BEGIN

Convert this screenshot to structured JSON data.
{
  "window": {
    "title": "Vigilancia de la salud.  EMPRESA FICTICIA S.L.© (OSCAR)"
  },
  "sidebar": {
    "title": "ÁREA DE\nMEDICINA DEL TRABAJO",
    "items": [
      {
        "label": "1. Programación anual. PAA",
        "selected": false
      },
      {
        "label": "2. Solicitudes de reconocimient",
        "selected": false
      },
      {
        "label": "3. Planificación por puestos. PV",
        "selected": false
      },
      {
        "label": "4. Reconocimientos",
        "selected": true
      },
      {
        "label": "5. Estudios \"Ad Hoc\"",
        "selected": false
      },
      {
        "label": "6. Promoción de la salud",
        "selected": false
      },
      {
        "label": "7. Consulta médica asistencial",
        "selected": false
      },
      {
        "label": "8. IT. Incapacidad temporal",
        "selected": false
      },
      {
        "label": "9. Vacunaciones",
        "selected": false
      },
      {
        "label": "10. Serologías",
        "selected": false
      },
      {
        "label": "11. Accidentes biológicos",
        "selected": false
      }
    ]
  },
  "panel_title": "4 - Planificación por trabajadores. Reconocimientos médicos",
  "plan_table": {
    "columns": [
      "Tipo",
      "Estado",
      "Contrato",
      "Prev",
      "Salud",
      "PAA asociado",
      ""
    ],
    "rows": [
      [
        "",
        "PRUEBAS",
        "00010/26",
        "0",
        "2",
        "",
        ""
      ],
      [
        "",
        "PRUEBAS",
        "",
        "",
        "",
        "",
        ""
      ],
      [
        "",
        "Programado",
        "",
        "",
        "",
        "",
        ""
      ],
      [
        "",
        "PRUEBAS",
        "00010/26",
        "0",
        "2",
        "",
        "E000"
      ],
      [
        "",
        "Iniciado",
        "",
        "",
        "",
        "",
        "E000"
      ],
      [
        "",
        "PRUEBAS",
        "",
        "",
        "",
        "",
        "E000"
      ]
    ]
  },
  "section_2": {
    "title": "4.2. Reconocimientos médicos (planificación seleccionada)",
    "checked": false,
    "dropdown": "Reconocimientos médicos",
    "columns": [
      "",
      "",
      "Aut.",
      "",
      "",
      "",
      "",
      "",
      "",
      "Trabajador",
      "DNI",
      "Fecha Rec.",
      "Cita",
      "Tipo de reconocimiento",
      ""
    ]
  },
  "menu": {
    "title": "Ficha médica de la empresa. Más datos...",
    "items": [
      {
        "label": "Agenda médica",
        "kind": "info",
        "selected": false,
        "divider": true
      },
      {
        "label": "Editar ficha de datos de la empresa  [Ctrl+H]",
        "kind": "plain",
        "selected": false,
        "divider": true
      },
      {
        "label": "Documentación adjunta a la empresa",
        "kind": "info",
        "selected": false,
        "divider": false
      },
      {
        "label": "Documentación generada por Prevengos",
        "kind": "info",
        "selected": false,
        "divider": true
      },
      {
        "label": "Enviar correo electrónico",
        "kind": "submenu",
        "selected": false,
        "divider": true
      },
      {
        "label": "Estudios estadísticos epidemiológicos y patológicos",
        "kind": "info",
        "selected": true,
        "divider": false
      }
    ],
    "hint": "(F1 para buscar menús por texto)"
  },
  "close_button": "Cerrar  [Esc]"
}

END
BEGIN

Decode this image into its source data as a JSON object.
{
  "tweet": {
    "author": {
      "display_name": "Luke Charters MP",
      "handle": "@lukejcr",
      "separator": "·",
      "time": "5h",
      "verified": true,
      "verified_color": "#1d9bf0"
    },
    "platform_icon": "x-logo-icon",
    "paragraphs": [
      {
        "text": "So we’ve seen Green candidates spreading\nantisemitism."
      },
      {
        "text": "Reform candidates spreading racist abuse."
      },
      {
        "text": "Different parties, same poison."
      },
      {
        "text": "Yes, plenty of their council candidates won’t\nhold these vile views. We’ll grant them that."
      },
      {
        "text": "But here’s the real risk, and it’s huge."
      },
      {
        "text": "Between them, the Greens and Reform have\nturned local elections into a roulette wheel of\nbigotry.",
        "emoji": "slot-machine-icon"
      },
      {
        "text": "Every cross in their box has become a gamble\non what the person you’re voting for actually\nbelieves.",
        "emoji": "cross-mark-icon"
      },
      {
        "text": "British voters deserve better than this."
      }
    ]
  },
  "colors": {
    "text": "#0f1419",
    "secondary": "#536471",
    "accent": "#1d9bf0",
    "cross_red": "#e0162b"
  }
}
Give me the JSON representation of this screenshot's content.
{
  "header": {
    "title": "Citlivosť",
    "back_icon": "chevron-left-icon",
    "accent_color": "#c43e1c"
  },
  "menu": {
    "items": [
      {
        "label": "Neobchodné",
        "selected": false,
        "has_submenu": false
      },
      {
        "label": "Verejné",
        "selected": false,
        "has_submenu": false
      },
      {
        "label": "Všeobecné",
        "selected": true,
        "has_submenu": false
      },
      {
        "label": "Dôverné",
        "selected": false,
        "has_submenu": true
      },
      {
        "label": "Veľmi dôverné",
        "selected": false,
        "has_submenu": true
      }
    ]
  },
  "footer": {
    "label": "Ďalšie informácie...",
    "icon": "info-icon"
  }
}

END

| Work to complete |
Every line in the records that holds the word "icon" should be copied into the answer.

| Exercise answer |
    "platform_icon": "x-logo-icon",
        "emoji": "slot-machine-icon"
        "emoji": "cross-mark-icon"
    "back_icon": "chevron-left-icon",
    "icon": "info-icon"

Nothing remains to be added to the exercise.